Using the records below, filter for lines that contain the string "data" and copy them out.

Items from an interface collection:
· · · · · · ·

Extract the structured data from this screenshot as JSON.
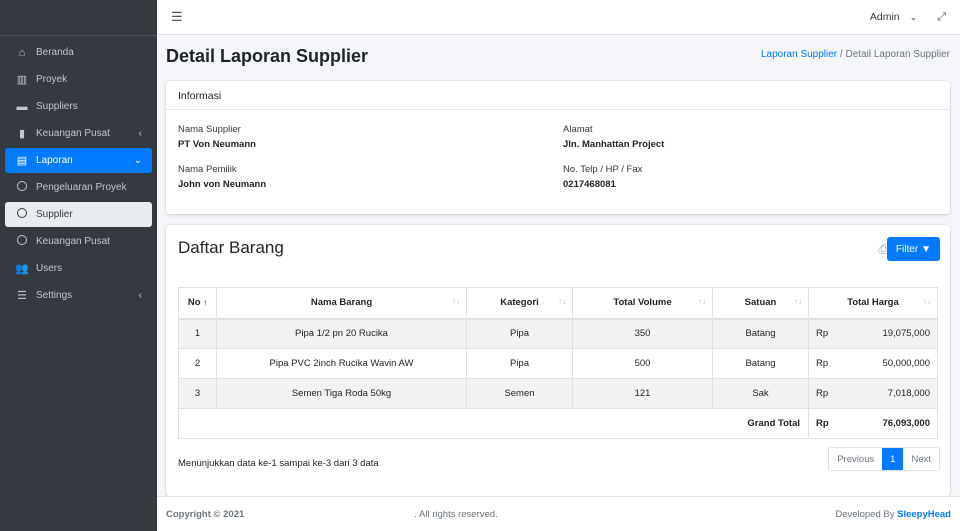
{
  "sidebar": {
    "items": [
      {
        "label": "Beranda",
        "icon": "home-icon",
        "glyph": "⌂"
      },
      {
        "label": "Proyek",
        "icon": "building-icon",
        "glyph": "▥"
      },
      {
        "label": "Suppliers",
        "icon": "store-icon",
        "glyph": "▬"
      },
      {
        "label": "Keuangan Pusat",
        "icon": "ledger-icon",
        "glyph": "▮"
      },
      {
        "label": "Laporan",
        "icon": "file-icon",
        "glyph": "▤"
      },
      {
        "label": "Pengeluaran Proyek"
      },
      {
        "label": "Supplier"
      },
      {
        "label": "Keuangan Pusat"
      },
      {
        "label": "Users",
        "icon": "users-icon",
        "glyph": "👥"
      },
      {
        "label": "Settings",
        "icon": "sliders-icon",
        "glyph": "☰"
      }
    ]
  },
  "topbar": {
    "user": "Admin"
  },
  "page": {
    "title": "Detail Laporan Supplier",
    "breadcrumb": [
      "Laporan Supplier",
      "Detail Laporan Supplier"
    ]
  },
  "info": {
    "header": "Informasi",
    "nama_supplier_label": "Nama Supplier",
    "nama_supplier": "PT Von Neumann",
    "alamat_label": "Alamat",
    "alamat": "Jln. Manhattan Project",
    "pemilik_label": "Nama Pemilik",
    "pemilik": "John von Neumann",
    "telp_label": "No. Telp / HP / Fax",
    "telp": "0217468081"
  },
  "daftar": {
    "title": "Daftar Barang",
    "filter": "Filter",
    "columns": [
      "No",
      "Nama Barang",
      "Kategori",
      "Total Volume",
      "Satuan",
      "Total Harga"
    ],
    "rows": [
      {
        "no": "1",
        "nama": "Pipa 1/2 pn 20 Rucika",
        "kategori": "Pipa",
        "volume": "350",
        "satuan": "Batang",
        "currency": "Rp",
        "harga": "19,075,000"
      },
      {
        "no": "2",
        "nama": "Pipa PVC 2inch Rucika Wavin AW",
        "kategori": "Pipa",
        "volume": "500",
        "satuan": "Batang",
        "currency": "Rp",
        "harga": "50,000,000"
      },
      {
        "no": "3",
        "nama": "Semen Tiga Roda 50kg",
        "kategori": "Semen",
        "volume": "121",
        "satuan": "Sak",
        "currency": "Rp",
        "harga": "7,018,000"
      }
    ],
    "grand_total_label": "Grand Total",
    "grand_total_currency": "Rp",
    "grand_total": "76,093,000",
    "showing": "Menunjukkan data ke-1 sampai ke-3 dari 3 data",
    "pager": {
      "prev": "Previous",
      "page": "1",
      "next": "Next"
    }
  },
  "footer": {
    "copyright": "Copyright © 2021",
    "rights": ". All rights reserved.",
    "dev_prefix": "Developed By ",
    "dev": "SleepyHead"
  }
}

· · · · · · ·

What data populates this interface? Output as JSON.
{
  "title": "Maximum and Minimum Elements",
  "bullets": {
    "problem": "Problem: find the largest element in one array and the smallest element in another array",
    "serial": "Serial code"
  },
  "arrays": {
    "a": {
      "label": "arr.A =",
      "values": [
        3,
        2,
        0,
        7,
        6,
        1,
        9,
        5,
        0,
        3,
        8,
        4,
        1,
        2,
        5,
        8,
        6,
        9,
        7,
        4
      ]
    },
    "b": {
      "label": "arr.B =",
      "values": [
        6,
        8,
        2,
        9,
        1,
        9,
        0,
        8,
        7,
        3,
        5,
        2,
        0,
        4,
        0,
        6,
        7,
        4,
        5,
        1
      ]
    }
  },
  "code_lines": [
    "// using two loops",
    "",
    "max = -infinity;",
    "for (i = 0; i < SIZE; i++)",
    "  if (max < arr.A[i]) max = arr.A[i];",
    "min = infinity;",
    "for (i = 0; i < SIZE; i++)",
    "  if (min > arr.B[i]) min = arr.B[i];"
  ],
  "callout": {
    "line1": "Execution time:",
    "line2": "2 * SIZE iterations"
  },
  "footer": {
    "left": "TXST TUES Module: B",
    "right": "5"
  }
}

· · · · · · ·

SOLUTION FOR THIS EXERCISE ::
Extract the structured data from this screenshot as JSON.
    "showing": "Menunjukkan data ke-1 sampai ke-3 dari 3 data",
What data populates this interface? Output as JSON.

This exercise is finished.